*Task description*
Return all lines in the data where the string "icon" can be found.

··· Study material

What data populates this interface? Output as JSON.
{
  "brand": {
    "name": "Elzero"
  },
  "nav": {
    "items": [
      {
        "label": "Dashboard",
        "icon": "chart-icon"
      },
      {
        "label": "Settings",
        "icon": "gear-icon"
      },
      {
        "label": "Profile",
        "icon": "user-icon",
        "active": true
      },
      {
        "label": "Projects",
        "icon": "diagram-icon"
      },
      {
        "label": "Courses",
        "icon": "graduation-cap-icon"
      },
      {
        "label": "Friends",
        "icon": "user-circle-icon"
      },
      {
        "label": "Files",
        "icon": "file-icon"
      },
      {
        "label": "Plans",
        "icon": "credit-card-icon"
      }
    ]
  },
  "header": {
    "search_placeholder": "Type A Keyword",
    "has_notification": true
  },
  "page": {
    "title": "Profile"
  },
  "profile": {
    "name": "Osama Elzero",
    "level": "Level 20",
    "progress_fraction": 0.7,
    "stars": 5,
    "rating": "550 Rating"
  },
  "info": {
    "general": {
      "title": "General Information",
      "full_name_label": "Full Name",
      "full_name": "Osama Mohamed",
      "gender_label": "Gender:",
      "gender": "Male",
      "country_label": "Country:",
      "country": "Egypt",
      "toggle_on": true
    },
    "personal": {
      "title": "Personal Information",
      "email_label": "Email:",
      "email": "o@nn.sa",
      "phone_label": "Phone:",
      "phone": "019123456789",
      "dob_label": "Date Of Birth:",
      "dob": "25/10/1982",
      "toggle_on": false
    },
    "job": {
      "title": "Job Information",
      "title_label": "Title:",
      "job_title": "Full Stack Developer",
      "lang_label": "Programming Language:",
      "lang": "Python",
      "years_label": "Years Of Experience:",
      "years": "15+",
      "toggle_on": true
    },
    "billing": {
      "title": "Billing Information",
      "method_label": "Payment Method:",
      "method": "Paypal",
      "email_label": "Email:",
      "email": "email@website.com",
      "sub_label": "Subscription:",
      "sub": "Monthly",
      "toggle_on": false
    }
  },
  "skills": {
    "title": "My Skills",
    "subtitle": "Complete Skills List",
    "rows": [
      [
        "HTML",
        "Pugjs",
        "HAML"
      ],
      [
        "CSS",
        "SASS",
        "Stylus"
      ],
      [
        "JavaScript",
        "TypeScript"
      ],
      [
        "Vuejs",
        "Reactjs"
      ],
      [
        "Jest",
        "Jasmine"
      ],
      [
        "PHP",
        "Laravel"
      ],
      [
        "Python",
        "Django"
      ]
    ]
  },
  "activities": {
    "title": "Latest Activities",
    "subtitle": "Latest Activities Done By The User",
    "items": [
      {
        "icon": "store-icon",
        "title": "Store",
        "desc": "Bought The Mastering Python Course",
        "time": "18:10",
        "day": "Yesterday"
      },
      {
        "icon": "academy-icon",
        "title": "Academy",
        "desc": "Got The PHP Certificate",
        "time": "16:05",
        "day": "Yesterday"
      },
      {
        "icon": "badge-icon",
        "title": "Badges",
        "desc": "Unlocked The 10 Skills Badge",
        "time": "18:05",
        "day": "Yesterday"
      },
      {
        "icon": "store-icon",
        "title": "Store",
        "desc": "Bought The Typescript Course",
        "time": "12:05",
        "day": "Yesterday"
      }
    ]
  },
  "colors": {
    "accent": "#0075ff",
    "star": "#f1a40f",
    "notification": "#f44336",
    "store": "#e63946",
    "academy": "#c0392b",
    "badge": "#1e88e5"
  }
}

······
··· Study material

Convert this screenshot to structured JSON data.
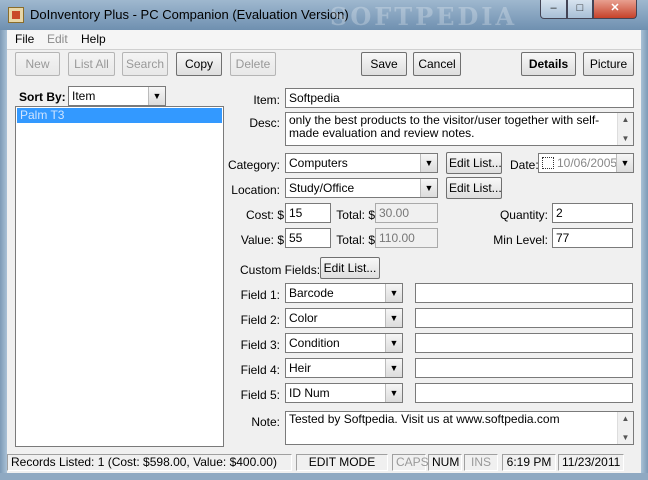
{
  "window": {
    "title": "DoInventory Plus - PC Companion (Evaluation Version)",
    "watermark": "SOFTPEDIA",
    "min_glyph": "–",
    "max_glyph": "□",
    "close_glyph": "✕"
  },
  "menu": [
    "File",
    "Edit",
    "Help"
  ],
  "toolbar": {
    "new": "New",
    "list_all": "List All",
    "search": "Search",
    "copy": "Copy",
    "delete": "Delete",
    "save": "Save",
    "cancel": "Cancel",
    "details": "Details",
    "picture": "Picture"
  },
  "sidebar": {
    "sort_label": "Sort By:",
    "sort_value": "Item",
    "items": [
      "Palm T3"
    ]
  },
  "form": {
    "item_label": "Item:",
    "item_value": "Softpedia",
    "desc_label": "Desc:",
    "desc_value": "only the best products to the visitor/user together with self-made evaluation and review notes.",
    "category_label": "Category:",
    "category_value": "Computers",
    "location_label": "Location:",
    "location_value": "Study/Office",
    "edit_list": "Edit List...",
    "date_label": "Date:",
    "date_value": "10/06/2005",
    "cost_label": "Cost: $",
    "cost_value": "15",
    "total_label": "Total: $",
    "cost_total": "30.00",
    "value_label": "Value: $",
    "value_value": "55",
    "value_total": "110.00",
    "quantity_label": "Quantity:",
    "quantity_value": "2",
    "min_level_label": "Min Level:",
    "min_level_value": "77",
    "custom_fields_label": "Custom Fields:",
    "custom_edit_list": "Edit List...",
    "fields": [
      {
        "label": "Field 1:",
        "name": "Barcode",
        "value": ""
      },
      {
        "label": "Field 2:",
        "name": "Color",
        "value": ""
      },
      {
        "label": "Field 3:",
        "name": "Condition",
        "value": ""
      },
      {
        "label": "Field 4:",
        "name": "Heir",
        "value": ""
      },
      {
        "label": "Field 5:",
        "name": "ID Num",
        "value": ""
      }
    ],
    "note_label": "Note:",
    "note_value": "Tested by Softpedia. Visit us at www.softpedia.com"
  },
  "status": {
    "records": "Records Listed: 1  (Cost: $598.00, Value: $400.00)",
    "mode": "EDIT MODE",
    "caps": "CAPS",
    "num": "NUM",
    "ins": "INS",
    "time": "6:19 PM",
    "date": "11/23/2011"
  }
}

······

*Task response*
        "icon": "chart-icon"
        "icon": "gear-icon"
        "icon": "user-icon",
        "icon": "diagram-icon"
        "icon": "graduation-cap-icon"
        "icon": "user-circle-icon"
        "icon": "file-icon"
        "icon": "credit-card-icon"
        "icon": "store-icon",
        "icon": "academy-icon",
        "icon": "badge-icon",
        "icon": "store-icon",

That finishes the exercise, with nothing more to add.